Task to complete - Show all lines of the listing that contain the word "name".

Data in this exercise below:

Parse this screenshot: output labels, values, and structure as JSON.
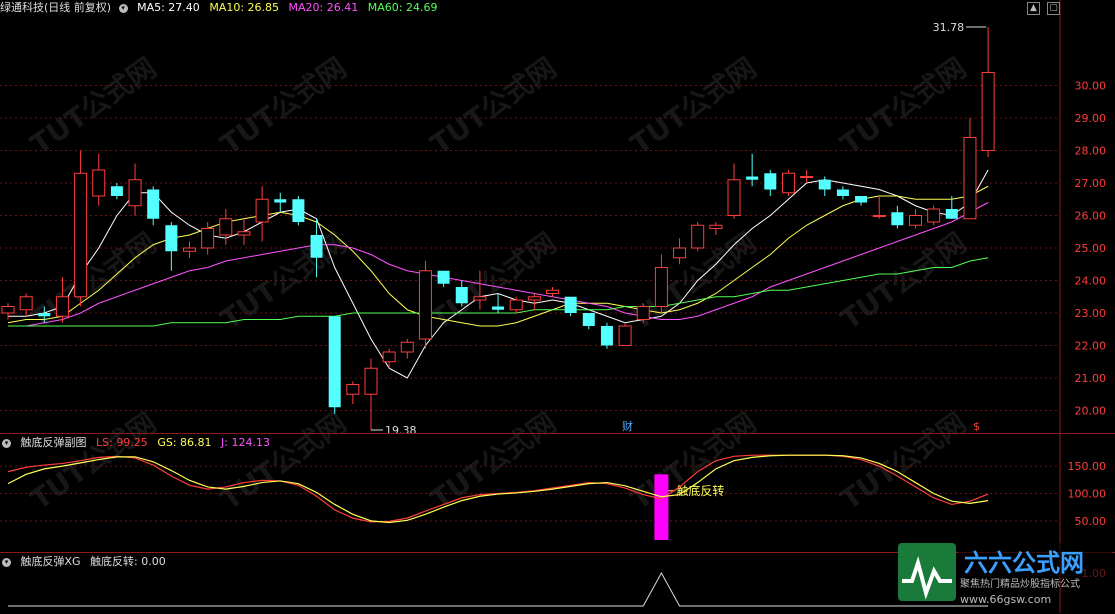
{
  "main_header": {
    "title": "绿通科技(日线 前复权)",
    "ma5": "MA5: 27.40",
    "ma10": "MA10: 26.85",
    "ma20": "MA20: 26.41",
    "ma60": "MA60: 24.69"
  },
  "sub1_header": {
    "title": "触底反弹副图",
    "ls": "LS: 99.25",
    "gs": "GS: 86.81",
    "j": "J: 124.13"
  },
  "sub2_header": {
    "title": "触底反弹XG",
    "value": "触底反转: 0.00"
  },
  "annotations": {
    "high_price": "31.78",
    "low_price": "19.38",
    "finance_marker": "财",
    "dollar_marker": "$",
    "signal_label": "触底反转",
    "sub2_axis_value": "1.00"
  },
  "watermark": "TUT公式网",
  "logo": {
    "brand": "六六公式网",
    "slogan": "聚焦热门精品炒股指标公式",
    "url": "www.66gsw.com"
  },
  "colors": {
    "up": "#ff3c3c",
    "down": "#54ffff",
    "ma5": "#ffffff",
    "ma10": "#ffff54",
    "ma20": "#ff54ff",
    "ma60": "#54ff54",
    "signal": "#ff00ff",
    "axis": "#ff3c3c"
  },
  "chart_data": [
    {
      "type": "candlestick",
      "title": "绿通科技(日线 前复权)",
      "y_ticks": [
        "30.00",
        "29.00",
        "28.00",
        "27.00",
        "26.00",
        "25.00",
        "24.00",
        "23.00",
        "22.00",
        "21.00",
        "20.00"
      ],
      "ylim": [
        19.4,
        32.2
      ],
      "candles": [
        {
          "o": 23.0,
          "h": 23.3,
          "l": 22.8,
          "c": 23.2
        },
        {
          "o": 23.1,
          "h": 23.6,
          "l": 22.9,
          "c": 23.5
        },
        {
          "o": 23.0,
          "h": 23.2,
          "l": 22.7,
          "c": 22.9
        },
        {
          "o": 22.9,
          "h": 24.1,
          "l": 22.7,
          "c": 23.5
        },
        {
          "o": 23.5,
          "h": 28.0,
          "l": 23.2,
          "c": 27.3
        },
        {
          "o": 26.6,
          "h": 27.9,
          "l": 26.3,
          "c": 27.4
        },
        {
          "o": 26.9,
          "h": 27.0,
          "l": 26.5,
          "c": 26.6
        },
        {
          "o": 26.3,
          "h": 27.6,
          "l": 26.0,
          "c": 27.1
        },
        {
          "o": 26.8,
          "h": 26.9,
          "l": 25.7,
          "c": 25.9
        },
        {
          "o": 25.7,
          "h": 25.8,
          "l": 24.3,
          "c": 24.9
        },
        {
          "o": 24.9,
          "h": 25.2,
          "l": 24.7,
          "c": 25.0
        },
        {
          "o": 25.0,
          "h": 25.8,
          "l": 24.8,
          "c": 25.6
        },
        {
          "o": 25.4,
          "h": 26.2,
          "l": 25.1,
          "c": 25.9
        },
        {
          "o": 25.4,
          "h": 25.9,
          "l": 25.1,
          "c": 25.5
        },
        {
          "o": 25.8,
          "h": 26.9,
          "l": 25.2,
          "c": 26.5
        },
        {
          "o": 26.5,
          "h": 26.7,
          "l": 26.1,
          "c": 26.4
        },
        {
          "o": 26.5,
          "h": 26.6,
          "l": 25.7,
          "c": 25.8
        },
        {
          "o": 25.4,
          "h": 25.9,
          "l": 24.1,
          "c": 24.7
        },
        {
          "o": 22.9,
          "h": 22.9,
          "l": 19.9,
          "c": 20.1
        },
        {
          "o": 20.5,
          "h": 20.9,
          "l": 20.2,
          "c": 20.8
        },
        {
          "o": 20.5,
          "h": 21.6,
          "l": 19.4,
          "c": 21.3
        },
        {
          "o": 21.5,
          "h": 21.9,
          "l": 21.3,
          "c": 21.8
        },
        {
          "o": 21.8,
          "h": 22.2,
          "l": 21.6,
          "c": 22.1
        },
        {
          "o": 22.2,
          "h": 24.6,
          "l": 21.9,
          "c": 24.3
        },
        {
          "o": 24.3,
          "h": 24.3,
          "l": 23.8,
          "c": 23.9
        },
        {
          "o": 23.8,
          "h": 24.0,
          "l": 23.2,
          "c": 23.3
        },
        {
          "o": 23.4,
          "h": 24.3,
          "l": 23.1,
          "c": 23.5
        },
        {
          "o": 23.2,
          "h": 23.6,
          "l": 23.0,
          "c": 23.1
        },
        {
          "o": 23.1,
          "h": 23.5,
          "l": 23.0,
          "c": 23.4
        },
        {
          "o": 23.4,
          "h": 23.6,
          "l": 23.1,
          "c": 23.5
        },
        {
          "o": 23.6,
          "h": 23.8,
          "l": 23.5,
          "c": 23.7
        },
        {
          "o": 23.5,
          "h": 23.5,
          "l": 22.9,
          "c": 23.0
        },
        {
          "o": 23.0,
          "h": 23.0,
          "l": 22.5,
          "c": 22.6
        },
        {
          "o": 22.6,
          "h": 22.7,
          "l": 21.9,
          "c": 22.0
        },
        {
          "o": 22.0,
          "h": 22.7,
          "l": 22.0,
          "c": 22.6
        },
        {
          "o": 22.8,
          "h": 23.3,
          "l": 22.7,
          "c": 23.2
        },
        {
          "o": 23.2,
          "h": 24.8,
          "l": 23.0,
          "c": 24.4
        },
        {
          "o": 24.7,
          "h": 25.3,
          "l": 24.5,
          "c": 25.0
        },
        {
          "o": 25.0,
          "h": 25.8,
          "l": 24.9,
          "c": 25.7
        },
        {
          "o": 25.6,
          "h": 25.8,
          "l": 25.4,
          "c": 25.7
        },
        {
          "o": 26.0,
          "h": 27.6,
          "l": 25.9,
          "c": 27.1
        },
        {
          "o": 27.2,
          "h": 27.9,
          "l": 26.9,
          "c": 27.1
        },
        {
          "o": 27.3,
          "h": 27.4,
          "l": 26.6,
          "c": 26.8
        },
        {
          "o": 26.7,
          "h": 27.4,
          "l": 26.6,
          "c": 27.3
        },
        {
          "o": 27.2,
          "h": 27.4,
          "l": 27.0,
          "c": 27.2
        },
        {
          "o": 27.1,
          "h": 27.2,
          "l": 26.6,
          "c": 26.8
        },
        {
          "o": 26.8,
          "h": 26.9,
          "l": 26.5,
          "c": 26.6
        },
        {
          "o": 26.6,
          "h": 26.6,
          "l": 26.3,
          "c": 26.4
        },
        {
          "o": 26.0,
          "h": 26.6,
          "l": 25.9,
          "c": 26.0
        },
        {
          "o": 26.1,
          "h": 26.3,
          "l": 25.6,
          "c": 25.7
        },
        {
          "o": 25.7,
          "h": 26.2,
          "l": 25.6,
          "c": 26.0
        },
        {
          "o": 25.8,
          "h": 26.3,
          "l": 25.7,
          "c": 26.2
        },
        {
          "o": 26.2,
          "h": 26.6,
          "l": 25.9,
          "c": 25.9
        },
        {
          "o": 25.9,
          "h": 29.0,
          "l": 25.9,
          "c": 28.4
        },
        {
          "o": 28.0,
          "h": 31.8,
          "l": 27.8,
          "c": 30.4
        }
      ],
      "series": [
        {
          "name": "MA5",
          "values": [
            22.9,
            22.9,
            23.0,
            23.2,
            24.2,
            25.0,
            26.0,
            26.7,
            26.7,
            26.1,
            25.7,
            25.4,
            25.3,
            25.5,
            25.8,
            26.1,
            26.2,
            25.9,
            24.4,
            23.3,
            22.2,
            21.3,
            21.0,
            22.0,
            22.7,
            23.1,
            23.5,
            23.6,
            23.4,
            23.3,
            23.4,
            23.3,
            23.1,
            22.9,
            22.7,
            22.8,
            22.9,
            23.3,
            24.0,
            24.5,
            25.1,
            25.6,
            26.0,
            26.5,
            27.0,
            27.1,
            27.0,
            26.9,
            26.8,
            26.6,
            26.3,
            26.1,
            26.0,
            26.4,
            27.4
          ]
        },
        {
          "name": "MA10",
          "values": [
            22.7,
            22.8,
            22.8,
            22.9,
            23.3,
            23.7,
            24.2,
            24.7,
            25.1,
            25.3,
            25.4,
            25.6,
            25.8,
            25.9,
            26.0,
            26.1,
            26.0,
            25.8,
            25.4,
            24.9,
            24.3,
            23.6,
            23.1,
            22.9,
            22.8,
            22.7,
            22.6,
            22.6,
            22.7,
            22.9,
            23.1,
            23.3,
            23.3,
            23.3,
            23.2,
            23.1,
            23.0,
            23.1,
            23.3,
            23.6,
            24.0,
            24.4,
            24.8,
            25.3,
            25.7,
            26.0,
            26.3,
            26.5,
            26.6,
            26.6,
            26.5,
            26.5,
            26.5,
            26.6,
            26.9
          ]
        },
        {
          "name": "MA20",
          "values": [
            22.6,
            22.6,
            22.7,
            22.8,
            23.0,
            23.3,
            23.5,
            23.7,
            23.9,
            24.1,
            24.3,
            24.4,
            24.6,
            24.7,
            24.8,
            24.9,
            25.0,
            25.1,
            25.1,
            25.0,
            24.8,
            24.5,
            24.3,
            24.2,
            24.1,
            24.0,
            23.9,
            23.8,
            23.7,
            23.6,
            23.5,
            23.4,
            23.3,
            23.2,
            23.0,
            22.9,
            22.8,
            22.8,
            22.9,
            23.1,
            23.3,
            23.5,
            23.8,
            24.0,
            24.2,
            24.4,
            24.6,
            24.8,
            25.0,
            25.2,
            25.4,
            25.6,
            25.8,
            26.1,
            26.4
          ]
        },
        {
          "name": "MA60",
          "values": [
            22.6,
            22.6,
            22.6,
            22.6,
            22.6,
            22.6,
            22.6,
            22.6,
            22.6,
            22.7,
            22.7,
            22.7,
            22.7,
            22.8,
            22.8,
            22.8,
            22.9,
            22.9,
            22.9,
            23.0,
            23.0,
            23.0,
            23.0,
            23.0,
            23.0,
            23.0,
            23.0,
            23.0,
            23.0,
            23.1,
            23.1,
            23.1,
            23.1,
            23.1,
            23.2,
            23.2,
            23.2,
            23.3,
            23.4,
            23.5,
            23.5,
            23.6,
            23.7,
            23.7,
            23.8,
            23.9,
            24.0,
            24.1,
            24.2,
            24.2,
            24.3,
            24.4,
            24.4,
            24.6,
            24.7
          ]
        }
      ]
    },
    {
      "type": "line",
      "title": "触底反弹副图",
      "y_ticks": [
        "150.00",
        "100.00",
        "50.00"
      ],
      "ylim": [
        15,
        185
      ],
      "series": [
        {
          "name": "LS",
          "values": [
            140,
            148,
            152,
            155,
            160,
            166,
            168,
            165,
            152,
            132,
            115,
            108,
            112,
            120,
            124,
            123,
            115,
            95,
            70,
            55,
            48,
            49,
            55,
            68,
            80,
            92,
            98,
            100,
            102,
            105,
            110,
            115,
            120,
            118,
            110,
            98,
            90,
            112,
            140,
            160,
            168,
            170,
            170,
            170,
            170,
            170,
            168,
            162,
            150,
            132,
            112,
            92,
            80,
            86,
            99
          ]
        },
        {
          "name": "GS",
          "values": [
            118,
            135,
            145,
            150,
            156,
            162,
            167,
            167,
            158,
            142,
            124,
            112,
            108,
            113,
            120,
            123,
            118,
            102,
            80,
            62,
            50,
            47,
            51,
            62,
            75,
            87,
            95,
            99,
            101,
            104,
            108,
            113,
            118,
            120,
            114,
            104,
            94,
            98,
            120,
            145,
            160,
            166,
            169,
            170,
            170,
            170,
            169,
            165,
            155,
            140,
            120,
            100,
            86,
            82,
            87
          ]
        }
      ],
      "signal_at": 36
    },
    {
      "type": "line",
      "title": "触底反弹XG",
      "y_ticks": [
        "1.00"
      ],
      "ylim": [
        0,
        1
      ],
      "series": [
        {
          "name": "触底反转",
          "values": [
            0,
            0,
            0,
            0,
            0,
            0,
            0,
            0,
            0,
            0,
            0,
            0,
            0,
            0,
            0,
            0,
            0,
            0,
            0,
            0,
            0,
            0,
            0,
            0,
            0,
            0,
            0,
            0,
            0,
            0,
            0,
            0,
            0,
            0,
            0,
            0,
            1,
            0,
            0,
            0,
            0,
            0,
            0,
            0,
            0,
            0,
            0,
            0,
            0,
            0,
            0,
            0,
            0,
            0,
            0
          ]
        }
      ]
    }
  ]
}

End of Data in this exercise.

Task answer -
          "name": "MA5",
          "name": "MA10",
          "name": "MA20",
          "name": "MA60",
          "name": "LS",
          "name": "GS",
          "name": "触底反转",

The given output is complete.